**Work item**
Keeping each line exactly as it is, output all of the records.
————————
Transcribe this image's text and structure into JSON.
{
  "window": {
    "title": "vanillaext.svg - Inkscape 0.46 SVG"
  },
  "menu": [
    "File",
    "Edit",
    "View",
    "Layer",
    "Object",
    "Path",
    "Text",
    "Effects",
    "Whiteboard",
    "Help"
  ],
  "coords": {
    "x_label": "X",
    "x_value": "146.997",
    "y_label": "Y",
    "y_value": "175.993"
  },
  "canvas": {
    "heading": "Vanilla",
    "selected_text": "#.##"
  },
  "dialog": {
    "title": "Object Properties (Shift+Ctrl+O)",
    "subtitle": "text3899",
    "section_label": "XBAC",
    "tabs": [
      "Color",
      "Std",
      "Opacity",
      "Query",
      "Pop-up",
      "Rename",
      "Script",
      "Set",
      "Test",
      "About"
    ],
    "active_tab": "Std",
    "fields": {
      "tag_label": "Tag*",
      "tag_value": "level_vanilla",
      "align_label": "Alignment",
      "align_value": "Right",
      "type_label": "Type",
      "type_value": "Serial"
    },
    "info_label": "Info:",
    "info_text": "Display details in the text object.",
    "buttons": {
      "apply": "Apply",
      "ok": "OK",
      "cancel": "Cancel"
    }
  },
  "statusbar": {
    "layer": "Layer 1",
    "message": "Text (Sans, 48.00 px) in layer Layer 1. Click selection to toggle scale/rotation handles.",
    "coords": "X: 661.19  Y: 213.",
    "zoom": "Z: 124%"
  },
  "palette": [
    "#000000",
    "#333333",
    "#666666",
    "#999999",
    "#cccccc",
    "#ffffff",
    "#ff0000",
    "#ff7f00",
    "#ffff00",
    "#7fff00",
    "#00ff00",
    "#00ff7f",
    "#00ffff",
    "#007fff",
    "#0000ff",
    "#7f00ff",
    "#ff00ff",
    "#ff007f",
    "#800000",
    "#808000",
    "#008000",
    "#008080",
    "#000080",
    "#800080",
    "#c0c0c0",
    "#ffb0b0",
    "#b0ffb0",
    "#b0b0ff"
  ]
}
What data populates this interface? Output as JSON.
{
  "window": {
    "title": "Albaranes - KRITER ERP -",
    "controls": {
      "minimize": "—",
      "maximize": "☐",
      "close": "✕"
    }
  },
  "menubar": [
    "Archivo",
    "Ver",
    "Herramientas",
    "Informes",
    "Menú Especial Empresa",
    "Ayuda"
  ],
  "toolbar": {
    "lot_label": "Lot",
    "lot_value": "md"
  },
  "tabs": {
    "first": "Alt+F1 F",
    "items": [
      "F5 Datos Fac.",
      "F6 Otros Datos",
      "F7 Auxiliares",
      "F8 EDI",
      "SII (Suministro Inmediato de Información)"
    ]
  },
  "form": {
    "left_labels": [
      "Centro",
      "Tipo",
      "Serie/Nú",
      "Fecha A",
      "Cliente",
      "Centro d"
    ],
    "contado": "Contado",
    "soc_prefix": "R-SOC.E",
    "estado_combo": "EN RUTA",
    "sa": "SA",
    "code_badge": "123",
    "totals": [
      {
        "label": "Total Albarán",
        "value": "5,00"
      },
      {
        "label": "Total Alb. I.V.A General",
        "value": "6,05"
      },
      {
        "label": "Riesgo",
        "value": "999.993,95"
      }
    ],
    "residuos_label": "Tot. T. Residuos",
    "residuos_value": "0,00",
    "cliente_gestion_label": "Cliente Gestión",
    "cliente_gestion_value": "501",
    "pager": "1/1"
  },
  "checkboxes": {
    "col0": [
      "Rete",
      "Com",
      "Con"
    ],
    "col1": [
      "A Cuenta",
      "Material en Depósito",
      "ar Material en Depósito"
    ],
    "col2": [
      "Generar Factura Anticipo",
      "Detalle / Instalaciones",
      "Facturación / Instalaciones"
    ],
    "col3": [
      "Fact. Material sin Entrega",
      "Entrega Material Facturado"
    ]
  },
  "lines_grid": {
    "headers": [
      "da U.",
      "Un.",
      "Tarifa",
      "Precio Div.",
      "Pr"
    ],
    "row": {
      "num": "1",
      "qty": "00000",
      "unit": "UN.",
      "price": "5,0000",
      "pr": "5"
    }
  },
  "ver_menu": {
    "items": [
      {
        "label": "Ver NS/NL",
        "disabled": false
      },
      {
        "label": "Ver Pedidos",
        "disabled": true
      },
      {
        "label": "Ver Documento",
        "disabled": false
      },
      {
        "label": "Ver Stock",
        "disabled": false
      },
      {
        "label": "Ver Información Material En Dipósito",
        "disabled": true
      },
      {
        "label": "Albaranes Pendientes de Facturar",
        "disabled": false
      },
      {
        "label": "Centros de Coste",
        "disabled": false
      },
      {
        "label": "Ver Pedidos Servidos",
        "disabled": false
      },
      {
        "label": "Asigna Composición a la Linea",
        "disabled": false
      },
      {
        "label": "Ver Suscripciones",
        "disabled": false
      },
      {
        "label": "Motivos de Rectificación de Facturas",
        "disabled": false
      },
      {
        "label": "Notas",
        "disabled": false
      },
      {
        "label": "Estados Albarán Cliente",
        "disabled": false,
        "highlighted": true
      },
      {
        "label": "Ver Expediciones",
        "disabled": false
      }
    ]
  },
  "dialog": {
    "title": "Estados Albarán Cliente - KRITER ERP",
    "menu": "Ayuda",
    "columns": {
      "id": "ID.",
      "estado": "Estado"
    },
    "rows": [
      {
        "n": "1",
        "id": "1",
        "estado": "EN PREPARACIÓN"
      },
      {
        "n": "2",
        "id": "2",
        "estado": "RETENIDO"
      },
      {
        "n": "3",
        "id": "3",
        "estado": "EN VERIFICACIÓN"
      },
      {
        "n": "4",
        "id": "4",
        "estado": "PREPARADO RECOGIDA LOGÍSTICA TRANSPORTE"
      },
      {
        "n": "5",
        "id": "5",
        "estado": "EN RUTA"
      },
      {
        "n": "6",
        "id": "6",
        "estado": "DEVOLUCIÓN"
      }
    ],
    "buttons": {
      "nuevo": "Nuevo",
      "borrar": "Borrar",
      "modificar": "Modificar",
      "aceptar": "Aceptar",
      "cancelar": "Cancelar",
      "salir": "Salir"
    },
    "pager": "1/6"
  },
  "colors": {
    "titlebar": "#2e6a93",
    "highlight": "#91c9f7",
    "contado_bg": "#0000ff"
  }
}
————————
**Written reply**
Transcribe this image's text and structure into JSON.
{
  "window": {
    "title": "vanillaext.svg - Inkscape 0.46 SVG"
  },
  "menu": [
    "File",
    "Edit",
    "View",
    "Layer",
    "Object",
    "Path",
    "Text",
    "Effects",
    "Whiteboard",
    "Help"
  ],
  "coords": {
    "x_label": "X",
    "x_value": "146.997",
    "y_label": "Y",
    "y_value": "175.993"
  },
  "canvas": {
    "heading": "Vanilla",
    "selected_text": "#.##"
  },
  "dialog": {
    "title": "Object Properties (Shift+Ctrl+O)",
    "subtitle": "text3899",
    "section_label": "XBAC",
    "tabs": [
      "Color",
      "Std",
      "Opacity",
      "Query",
      "Pop-up",
      "Rename",
      "Script",
      "Set",
      "Test",
      "About"
    ],
    "active_tab": "Std",
    "fields": {
      "tag_label": "Tag*",
      "tag_value": "level_vanilla",
      "align_label": "Alignment",
      "align_value": "Right",
      "type_label": "Type",
      "type_value": "Serial"
    },
    "info_label": "Info:",
    "info_text": "Display details in the text object.",
    "buttons": {
      "apply": "Apply",
      "ok": "OK",
      "cancel": "Cancel"
    }
  },
  "statusbar": {
    "layer": "Layer 1",
    "message": "Text (Sans, 48.00 px) in layer Layer 1. Click selection to toggle scale/rotation handles.",
    "coords": "X: 661.19  Y: 213.",
    "zoom": "Z: 124%"
  },
  "palette": [
    "#000000",
    "#333333",
    "#666666",
    "#999999",
    "#cccccc",
    "#ffffff",
    "#ff0000",
    "#ff7f00",
    "#ffff00",
    "#7fff00",
    "#00ff00",
    "#00ff7f",
    "#00ffff",
    "#007fff",
    "#0000ff",
    "#7f00ff",
    "#ff00ff",
    "#ff007f",
    "#800000",
    "#808000",
    "#008000",
    "#008080",
    "#000080",
    "#800080",
    "#c0c0c0",
    "#ffb0b0",
    "#b0ffb0",
    "#b0b0ff"
  ]
}
What data populates this interface? Output as JSON.
{
  "window": {
    "title": "Albaranes - KRITER ERP -",
    "controls": {
      "minimize": "—",
      "maximize": "☐",
      "close": "✕"
    }
  },
  "menubar": [
    "Archivo",
    "Ver",
    "Herramientas",
    "Informes",
    "Menú Especial Empresa",
    "Ayuda"
  ],
  "toolbar": {
    "lot_label": "Lot",
    "lot_value": "md"
  },
  "tabs": {
    "first": "Alt+F1 F",
    "items": [
      "F5 Datos Fac.",
      "F6 Otros Datos",
      "F7 Auxiliares",
      "F8 EDI",
      "SII (Suministro Inmediato de Información)"
    ]
  },
  "form": {
    "left_labels": [
      "Centro",
      "Tipo",
      "Serie/Nú",
      "Fecha A",
      "Cliente",
      "Centro d"
    ],
    "contado": "Contado",
    "soc_prefix": "R-SOC.E",
    "estado_combo": "EN RUTA",
    "sa": "SA",
    "code_badge": "123",
    "totals": [
      {
        "label": "Total Albarán",
        "value": "5,00"
      },
      {
        "label": "Total Alb. I.V.A General",
        "value": "6,05"
      },
      {
        "label": "Riesgo",
        "value": "999.993,95"
      }
    ],
    "residuos_label": "Tot. T. Residuos",
    "residuos_value": "0,00",
    "cliente_gestion_label": "Cliente Gestión",
    "cliente_gestion_value": "501",
    "pager": "1/1"
  },
  "checkboxes": {
    "col0": [
      "Rete",
      "Com",
      "Con"
    ],
    "col1": [
      "A Cuenta",
      "Material en Depósito",
      "ar Material en Depósito"
    ],
    "col2": [
      "Generar Factura Anticipo",
      "Detalle / Instalaciones",
      "Facturación / Instalaciones"
    ],
    "col3": [
      "Fact. Material sin Entrega",
      "Entrega Material Facturado"
    ]
  },
  "lines_grid": {
    "headers": [
      "da U.",
      "Un.",
      "Tarifa",
      "Precio Div.",
      "Pr"
    ],
    "row": {
      "num": "1",
      "qty": "00000",
      "unit": "UN.",
      "price": "5,0000",
      "pr": "5"
    }
  },
  "ver_menu": {
    "items": [
      {
        "label": "Ver NS/NL",
        "disabled": false
      },
      {
        "label": "Ver Pedidos",
        "disabled": true
      },
      {
        "label": "Ver Documento",
        "disabled": false
      },
      {
        "label": "Ver Stock",
        "disabled": false
      },
      {
        "label": "Ver Información Material En Dipósito",
        "disabled": true
      },
      {
        "label": "Albaranes Pendientes de Facturar",
        "disabled": false
      },
      {
        "label": "Centros de Coste",
        "disabled": false
      },
      {
        "label": "Ver Pedidos Servidos",
        "disabled": false
      },
      {
        "label": "Asigna Composición a la Linea",
        "disabled": false
      },
      {
        "label": "Ver Suscripciones",
        "disabled": false
      },
      {
        "label": "Motivos de Rectificación de Facturas",
        "disabled": false
      },
      {
        "label": "Notas",
        "disabled": false
      },
      {
        "label": "Estados Albarán Cliente",
        "disabled": false,
        "highlighted": true
      },
      {
        "label": "Ver Expediciones",
        "disabled": false
      }
    ]
  },
  "dialog": {
    "title": "Estados Albarán Cliente - KRITER ERP",
    "menu": "Ayuda",
    "columns": {
      "id": "ID.",
      "estado": "Estado"
    },
    "rows": [
      {
        "n": "1",
        "id": "1",
        "estado": "EN PREPARACIÓN"
      },
      {
        "n": "2",
        "id": "2",
        "estado": "RETENIDO"
      },
      {
        "n": "3",
        "id": "3",
        "estado": "EN VERIFICACIÓN"
      },
      {
        "n": "4",
        "id": "4",
        "estado": "PREPARADO RECOGIDA LOGÍSTICA TRANSPORTE"
      },
      {
        "n": "5",
        "id": "5",
        "estado": "EN RUTA"
      },
      {
        "n": "6",
        "id": "6",
        "estado": "DEVOLUCIÓN"
      }
    ],
    "buttons": {
      "nuevo": "Nuevo",
      "borrar": "Borrar",
      "modificar": "Modificar",
      "aceptar": "Aceptar",
      "cancelar": "Cancelar",
      "salir": "Salir"
    },
    "pager": "1/6"
  },
  "colors": {
    "titlebar": "#2e6a93",
    "highlight": "#91c9f7",
    "contado_bg": "#0000ff"
  }
}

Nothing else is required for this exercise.